Yesterday, I got to hear him talk about it in person in the Oval Office. I had the honor of being named to President Obama’s Advisory Council on Faith-Based and Neighborhood Partnerships.
The group includes prominent pastors like Joel Hunter, faith-based social justice giants like Jim Wallis and influential rabbis like David Saperstein. But it also includes people from secular service organizations, like Judith Vredenburgh of Big Brothers / Big Sisters. President Obama is sending a message with the membership — this Council is about how faith and other inspirations make a difference in the world, not about how people worship in their church, or whether they worship at all.
We had 30 minutes in the White House with the President yesterday. The Oval Office looks larger on TV than it does in person, but the President looks pretty much the same — that striking combination of regal figure and next-door-neighbor.
He spoke happily about his daughters and somberly about the economy. “Even if we get everything right,” he said, “people are going to be hurting these next few years.” And then he became all business.
He talked about the front-line work that so many organizations are doing to keep people fed and clothed and sheltered in America, and how much more acute the need is during an economic crisis.
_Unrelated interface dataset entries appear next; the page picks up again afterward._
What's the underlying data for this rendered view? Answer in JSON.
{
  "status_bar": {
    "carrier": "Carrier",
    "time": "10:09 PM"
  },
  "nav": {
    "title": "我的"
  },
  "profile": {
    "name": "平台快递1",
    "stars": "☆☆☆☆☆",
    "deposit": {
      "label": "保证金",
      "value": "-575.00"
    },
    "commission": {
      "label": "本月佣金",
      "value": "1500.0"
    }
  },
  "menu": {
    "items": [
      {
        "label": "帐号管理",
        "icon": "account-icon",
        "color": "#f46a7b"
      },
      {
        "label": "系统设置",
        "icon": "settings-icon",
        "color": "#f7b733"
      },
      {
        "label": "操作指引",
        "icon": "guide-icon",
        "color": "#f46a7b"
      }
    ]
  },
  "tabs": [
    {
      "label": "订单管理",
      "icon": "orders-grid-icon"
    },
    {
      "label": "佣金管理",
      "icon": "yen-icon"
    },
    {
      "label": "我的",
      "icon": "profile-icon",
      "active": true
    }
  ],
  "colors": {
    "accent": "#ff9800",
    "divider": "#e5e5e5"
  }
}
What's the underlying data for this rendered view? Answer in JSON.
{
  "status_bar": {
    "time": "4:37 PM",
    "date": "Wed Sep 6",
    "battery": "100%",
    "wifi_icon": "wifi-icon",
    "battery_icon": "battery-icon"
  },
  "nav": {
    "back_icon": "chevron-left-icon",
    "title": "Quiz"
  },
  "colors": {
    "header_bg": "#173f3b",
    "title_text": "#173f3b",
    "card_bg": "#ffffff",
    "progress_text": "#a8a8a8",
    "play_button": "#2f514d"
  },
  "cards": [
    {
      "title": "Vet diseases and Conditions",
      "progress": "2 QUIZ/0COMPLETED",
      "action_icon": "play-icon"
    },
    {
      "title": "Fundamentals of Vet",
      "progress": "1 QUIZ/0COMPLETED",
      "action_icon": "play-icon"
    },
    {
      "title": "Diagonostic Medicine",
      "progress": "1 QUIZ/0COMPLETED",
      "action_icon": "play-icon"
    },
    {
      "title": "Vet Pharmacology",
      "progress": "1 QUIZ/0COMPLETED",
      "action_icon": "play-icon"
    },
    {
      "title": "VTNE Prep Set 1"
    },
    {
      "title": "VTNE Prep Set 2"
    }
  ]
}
He talked about how many of those front-line groups are faith-based, and how we needed to do as much as possible to support each other and our fellow Americans in need right now.
This is not the time to argue between faith-based and secular, or Muslim and Christian, he emphasized. This is the time to find the common ground of compassion in all faiths and traditions, and put it into action where it is needed most.
‘Maybe some of those talented young people who can’t find jobs on Wall Street will join your efforts,’ the President said, with a twinkle in his eye.
And then he connected his domestic vision with his foreign policy goals — speaking of the importance of reaching out to the Muslim world, and making sure that our faiths are bridges for service and cooperation instead barriers of separation and resentment.
It made me think about the interview that Obama did with Al-Arabiya. The pundits who scoffed that leaders like President Ahmadinejad of Iran were not going to unclench their fists simply because President Obama asked missed the point.
Obama wasn’t speaking primarily to Ahmadinejad — he was reaching out to Iranians, especially young Iranians, and their counterparts across the Muslim world. He was saying, ‘We in America respect your faith and seek a common life together. Collectively we can be a powerful force for pluralism. Our shared values call on us to serve others and to defeat extremism.”
That’s a faith-based youth movement that can cross borders and traditions.